It'd be better if all the characters felt deeper, not just the dad. He's the most obvious because of how quickly and strongly he reacts, but they're all caricatures of what they're supposed to be. Fosterdad is too cool hip painter that relates to her. Fostermom is the awkward scientist who's bad at showing how she cares, and has a lingering secret. Together the two of them go too far in spoiling their foster kid. Biological dad is crazy, abusive, flies into a rage at nothing. Friend from school is a quirky bullied artist who just gets her and supports her unconditionally.
Even in her own story, she moves through her character growth too quickly. Why is she already standing up to her father and declaring proudly that they're not the same? Why's she so confident in that? Why was she so accepting and trusting of being offered access to a workshop to do art or sitting right next to her foster dad imitating him while watching cartoons? She's supposed to be troubled, let her be.

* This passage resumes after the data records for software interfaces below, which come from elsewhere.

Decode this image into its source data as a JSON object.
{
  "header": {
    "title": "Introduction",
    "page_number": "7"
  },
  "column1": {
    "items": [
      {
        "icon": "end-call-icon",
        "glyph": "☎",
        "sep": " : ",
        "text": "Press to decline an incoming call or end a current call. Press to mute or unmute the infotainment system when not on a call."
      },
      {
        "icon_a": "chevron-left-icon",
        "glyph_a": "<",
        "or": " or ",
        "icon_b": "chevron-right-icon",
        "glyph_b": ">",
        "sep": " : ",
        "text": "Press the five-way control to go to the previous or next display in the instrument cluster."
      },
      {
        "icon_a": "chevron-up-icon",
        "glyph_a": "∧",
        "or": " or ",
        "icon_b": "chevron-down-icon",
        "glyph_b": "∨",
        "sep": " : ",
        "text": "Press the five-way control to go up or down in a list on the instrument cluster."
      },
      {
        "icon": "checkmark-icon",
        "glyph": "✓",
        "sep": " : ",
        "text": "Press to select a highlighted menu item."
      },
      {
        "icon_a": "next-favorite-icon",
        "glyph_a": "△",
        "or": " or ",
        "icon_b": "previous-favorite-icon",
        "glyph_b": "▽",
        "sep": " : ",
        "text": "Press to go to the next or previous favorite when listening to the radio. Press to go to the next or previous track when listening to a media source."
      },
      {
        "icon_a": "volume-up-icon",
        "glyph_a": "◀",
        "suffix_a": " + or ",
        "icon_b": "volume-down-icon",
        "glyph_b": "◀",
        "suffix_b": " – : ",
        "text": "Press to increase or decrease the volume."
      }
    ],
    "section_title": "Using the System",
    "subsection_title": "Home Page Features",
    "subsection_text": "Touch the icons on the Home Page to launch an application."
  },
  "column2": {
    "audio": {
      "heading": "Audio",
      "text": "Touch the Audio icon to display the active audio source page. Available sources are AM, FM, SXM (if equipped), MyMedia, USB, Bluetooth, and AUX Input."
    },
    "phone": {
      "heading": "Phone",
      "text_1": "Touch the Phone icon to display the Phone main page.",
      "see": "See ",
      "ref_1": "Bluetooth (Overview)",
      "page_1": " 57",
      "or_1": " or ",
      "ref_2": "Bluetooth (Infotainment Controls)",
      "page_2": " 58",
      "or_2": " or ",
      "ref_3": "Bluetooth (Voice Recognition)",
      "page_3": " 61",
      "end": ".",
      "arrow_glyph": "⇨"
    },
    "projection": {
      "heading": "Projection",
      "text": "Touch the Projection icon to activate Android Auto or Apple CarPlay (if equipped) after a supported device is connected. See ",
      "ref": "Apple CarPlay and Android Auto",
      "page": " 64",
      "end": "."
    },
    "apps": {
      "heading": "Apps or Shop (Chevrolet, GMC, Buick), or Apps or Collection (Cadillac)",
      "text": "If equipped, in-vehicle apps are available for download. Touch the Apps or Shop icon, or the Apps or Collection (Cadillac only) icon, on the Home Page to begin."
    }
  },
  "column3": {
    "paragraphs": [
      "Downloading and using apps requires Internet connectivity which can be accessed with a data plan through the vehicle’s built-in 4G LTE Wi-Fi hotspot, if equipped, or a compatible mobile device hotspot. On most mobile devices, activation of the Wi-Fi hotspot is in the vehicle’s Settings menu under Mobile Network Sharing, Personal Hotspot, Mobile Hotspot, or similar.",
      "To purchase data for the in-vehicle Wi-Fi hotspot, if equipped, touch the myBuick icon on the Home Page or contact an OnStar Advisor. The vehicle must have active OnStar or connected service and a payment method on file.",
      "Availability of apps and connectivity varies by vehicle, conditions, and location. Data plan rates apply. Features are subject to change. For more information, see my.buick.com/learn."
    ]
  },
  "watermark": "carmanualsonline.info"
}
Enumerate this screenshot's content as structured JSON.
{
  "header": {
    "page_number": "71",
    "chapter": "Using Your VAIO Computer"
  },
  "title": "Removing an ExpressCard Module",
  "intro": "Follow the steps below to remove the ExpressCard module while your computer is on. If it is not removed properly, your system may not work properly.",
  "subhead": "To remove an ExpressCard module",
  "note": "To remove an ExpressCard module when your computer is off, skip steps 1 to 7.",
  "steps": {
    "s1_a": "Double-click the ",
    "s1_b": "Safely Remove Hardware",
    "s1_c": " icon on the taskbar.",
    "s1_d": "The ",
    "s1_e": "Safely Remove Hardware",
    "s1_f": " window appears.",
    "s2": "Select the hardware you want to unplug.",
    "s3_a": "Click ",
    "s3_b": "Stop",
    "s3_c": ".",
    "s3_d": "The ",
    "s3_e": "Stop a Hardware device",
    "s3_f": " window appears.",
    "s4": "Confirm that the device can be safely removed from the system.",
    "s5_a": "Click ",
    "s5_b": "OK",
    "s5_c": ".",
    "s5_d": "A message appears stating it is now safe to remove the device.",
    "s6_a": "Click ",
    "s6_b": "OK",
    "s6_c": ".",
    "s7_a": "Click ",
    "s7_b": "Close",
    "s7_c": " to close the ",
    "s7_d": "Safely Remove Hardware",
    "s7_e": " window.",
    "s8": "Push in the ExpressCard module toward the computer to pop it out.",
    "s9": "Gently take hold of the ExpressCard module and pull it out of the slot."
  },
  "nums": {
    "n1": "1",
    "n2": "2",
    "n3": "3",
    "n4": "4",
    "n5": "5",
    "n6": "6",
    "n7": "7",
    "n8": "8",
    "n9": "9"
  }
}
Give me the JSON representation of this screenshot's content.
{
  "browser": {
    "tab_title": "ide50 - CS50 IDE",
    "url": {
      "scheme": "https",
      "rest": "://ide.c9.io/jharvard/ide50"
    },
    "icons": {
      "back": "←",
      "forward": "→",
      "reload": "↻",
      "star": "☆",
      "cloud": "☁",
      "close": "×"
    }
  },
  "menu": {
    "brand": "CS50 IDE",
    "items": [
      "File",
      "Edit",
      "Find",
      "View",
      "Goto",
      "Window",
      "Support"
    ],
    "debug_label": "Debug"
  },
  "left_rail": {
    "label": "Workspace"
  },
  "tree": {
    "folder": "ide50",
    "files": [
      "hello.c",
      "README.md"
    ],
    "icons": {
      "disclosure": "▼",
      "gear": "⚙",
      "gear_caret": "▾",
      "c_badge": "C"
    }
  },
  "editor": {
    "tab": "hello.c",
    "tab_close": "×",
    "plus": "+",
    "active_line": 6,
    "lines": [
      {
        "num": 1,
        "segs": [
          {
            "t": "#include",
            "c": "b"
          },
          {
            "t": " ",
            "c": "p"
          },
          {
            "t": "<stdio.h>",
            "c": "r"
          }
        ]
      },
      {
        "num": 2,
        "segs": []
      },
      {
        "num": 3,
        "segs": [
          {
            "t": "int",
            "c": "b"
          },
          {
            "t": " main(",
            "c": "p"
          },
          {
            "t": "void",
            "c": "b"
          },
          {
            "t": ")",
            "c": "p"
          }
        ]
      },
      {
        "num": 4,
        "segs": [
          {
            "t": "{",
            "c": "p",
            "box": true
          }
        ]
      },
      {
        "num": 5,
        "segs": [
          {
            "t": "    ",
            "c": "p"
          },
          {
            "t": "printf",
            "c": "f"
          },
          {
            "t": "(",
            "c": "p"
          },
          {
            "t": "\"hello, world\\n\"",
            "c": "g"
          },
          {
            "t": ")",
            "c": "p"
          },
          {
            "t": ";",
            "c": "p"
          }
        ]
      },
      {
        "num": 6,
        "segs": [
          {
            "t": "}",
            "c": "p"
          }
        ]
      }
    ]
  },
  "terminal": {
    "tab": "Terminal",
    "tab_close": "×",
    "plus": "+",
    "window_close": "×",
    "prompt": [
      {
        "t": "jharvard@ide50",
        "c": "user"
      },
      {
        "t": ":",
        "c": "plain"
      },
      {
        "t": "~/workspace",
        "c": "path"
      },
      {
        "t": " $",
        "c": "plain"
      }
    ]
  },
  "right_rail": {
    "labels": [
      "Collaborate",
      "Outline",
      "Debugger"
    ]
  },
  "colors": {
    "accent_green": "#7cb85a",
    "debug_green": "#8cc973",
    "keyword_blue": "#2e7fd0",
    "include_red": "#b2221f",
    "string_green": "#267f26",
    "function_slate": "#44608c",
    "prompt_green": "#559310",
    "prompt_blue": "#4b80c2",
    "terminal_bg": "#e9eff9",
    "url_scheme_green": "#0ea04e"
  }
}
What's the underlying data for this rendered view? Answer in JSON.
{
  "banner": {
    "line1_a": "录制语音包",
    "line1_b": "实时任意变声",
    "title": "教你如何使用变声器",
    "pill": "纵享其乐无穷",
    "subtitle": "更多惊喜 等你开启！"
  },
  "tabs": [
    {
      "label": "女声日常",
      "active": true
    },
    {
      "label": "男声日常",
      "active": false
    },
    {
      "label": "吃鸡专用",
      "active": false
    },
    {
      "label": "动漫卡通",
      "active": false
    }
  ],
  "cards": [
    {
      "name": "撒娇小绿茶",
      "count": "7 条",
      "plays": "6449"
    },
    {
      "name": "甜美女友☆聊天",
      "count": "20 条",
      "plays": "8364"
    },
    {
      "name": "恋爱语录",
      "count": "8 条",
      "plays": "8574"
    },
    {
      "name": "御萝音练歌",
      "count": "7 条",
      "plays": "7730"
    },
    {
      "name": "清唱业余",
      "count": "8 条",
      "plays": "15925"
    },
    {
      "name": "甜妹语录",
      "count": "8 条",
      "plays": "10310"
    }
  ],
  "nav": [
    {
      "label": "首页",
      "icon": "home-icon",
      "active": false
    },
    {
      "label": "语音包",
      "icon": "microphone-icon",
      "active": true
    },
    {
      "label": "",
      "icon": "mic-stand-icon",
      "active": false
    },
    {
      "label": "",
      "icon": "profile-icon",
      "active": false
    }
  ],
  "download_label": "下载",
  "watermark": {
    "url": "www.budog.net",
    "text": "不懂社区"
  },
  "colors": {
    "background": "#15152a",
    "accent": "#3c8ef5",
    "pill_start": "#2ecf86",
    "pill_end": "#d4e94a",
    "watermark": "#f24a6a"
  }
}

It's also poorly researched. It doesn't feel like an actual foster home at all. They're not meant to replace your real home, until you're adopted the goal is still to get you back to your parents once it's safe. They're advised not to buy stuff excessively that the biological parents can't compete with. They'd also be coached on when, how, and if biological parents have visitation with their children yet. And if that visitation needs to be supervised or not, from dad's outbursts they clearly do. In which case a foster parent should ask if she even wants to see him first. Then talk to her about what happened after and reaffirm that she's her own person. There'd also be a lot of struggling and awkwardness between the kid and her foster home where they try to feel out each other, get used to a new person they know nothing about, where she learns the family rules, and they learn to support her. But instead everything just falls into place neatly and perfectly. It's all too pristine.